During our recent bout of extreme cold I received a question about jumping rope. The question came from someone who mainly walked for exercise, and wanted to know if jumping rope was a good alternative during cold and icy weather when you don’t feel like getting out. I thought it was a very good question and I wanted to share my response with all of you!
Let’s start with some pros. First, a jump rope is one of the most cost-effective pieces of exercise equipment. Even a fancy speed rope can usually be found for under $20. Second, you don’t need a great deal of space to jump, nor does your jump rope take up a lot of space, so there’s really no excuse not to have one! Finally, jumping rope is an effective cardiovascular exercise that burns calories fast and strengthens the muscles, connective tissues, and bones of the feet, ankles, and lower legs especially.

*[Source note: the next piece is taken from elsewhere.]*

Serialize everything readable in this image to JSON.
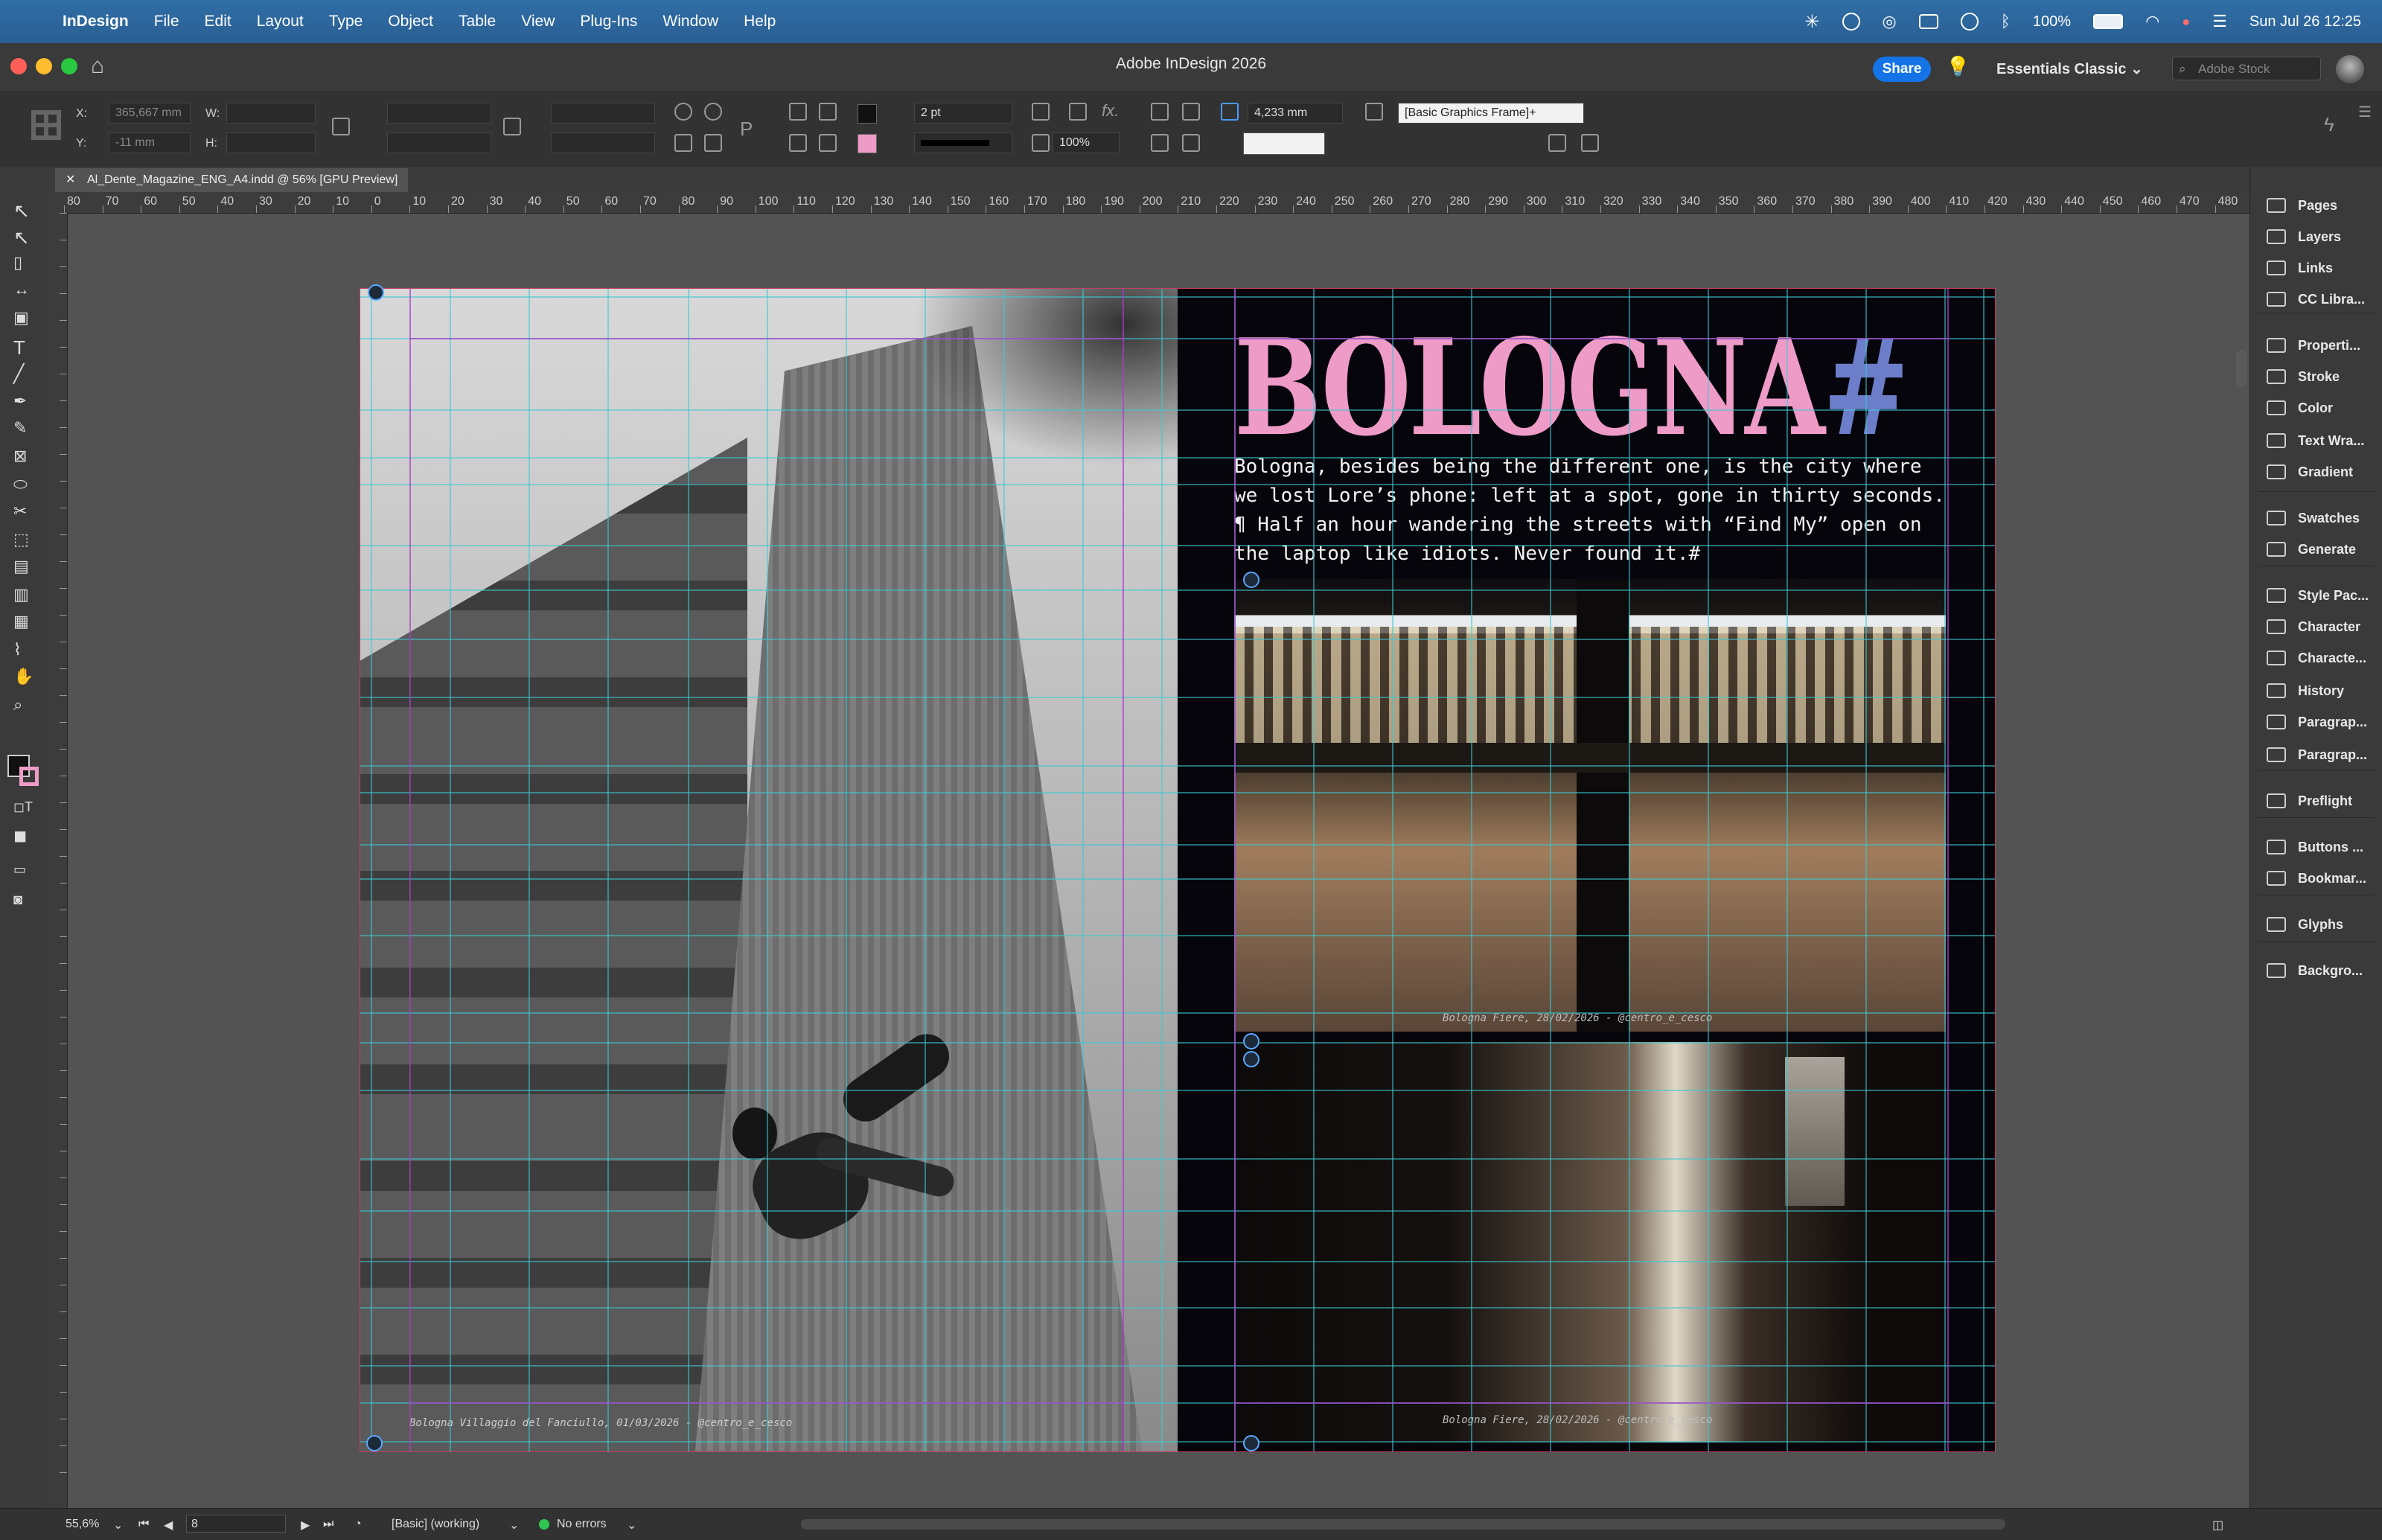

From a metabolic standpoint, jump rope is classified as a vigorous activity. Depending on the rate of speed, jumping rope is going to average about 10 to 11 METs1. A MET stands for Metabolic Equivalent of Task, and can be thought of as a multiple of your metabolism at rest. In other words, jumping rope burns roughly ten times the amount of calories your body would burn while resting! From a caloric standpoint, a 150-pound person could expect to burn anywhere between 550 and 850 calories per hour while jumping rope, compared to 250-300 calories per hour for walking2. Due to the higher intensity, you can do less volume (time) to burn the same amount of calories. Therefore, jump rope works well as interval training or paired with another light-to-moderate type of cardiovascular exercise.
In summary, jumping rope is a cheap, accessible, and effective means of exercise. But I do have a couple of things to consider if you haven’t picked up a jump rope in a while. First, jumping rope is a higher impact activity than walking, so make sure you start out with just a little, and slowly build up. The most stress will be on the feet, ankles, and lower legs. While the right amount of stress builds strength, too much too soon can lead to injury! I recommend a cushioned shoe such as a running shoe while jumping to help mitigate some of the impact force. I also recommend starting with a standard double-leg hop, which will distribute the impact to both legs. Depending on your fitness level and how it feels, you might begin with a few short bouts of between 20-60 seconds. If you do the jumping in intervals, you could intersperse some body weight exercises, yoga movements, or mat exercises between bouts of jump rope to get a complete workout. Be sure to stretch afterwards, especially your calf muscles, and notice how your feet and legs feel the next day. If you are very sore, give yourself adequate rest before trying again, and perhaps be more conservative for your next round. Listen to your body as you slowly progress to more and more time, and as you become more comfortable and confident, you may begin to explore different styles such as running or skipping.
As with any exercise, be sure to have fun with it!
1Jetté, M.; Sidney, K.; Blümchen, G. (1990). “Metabolic Equivalents (METS) in Exercise Testing, Exercise Prescription, and Evaluation of Functional Capacity”. Clinical Cardiology. 13 (8): 555–565.
2Berardi, J.; Andrews, R. (2010). “The Essentials of Sport and Exercise Nutrition”. 312-315.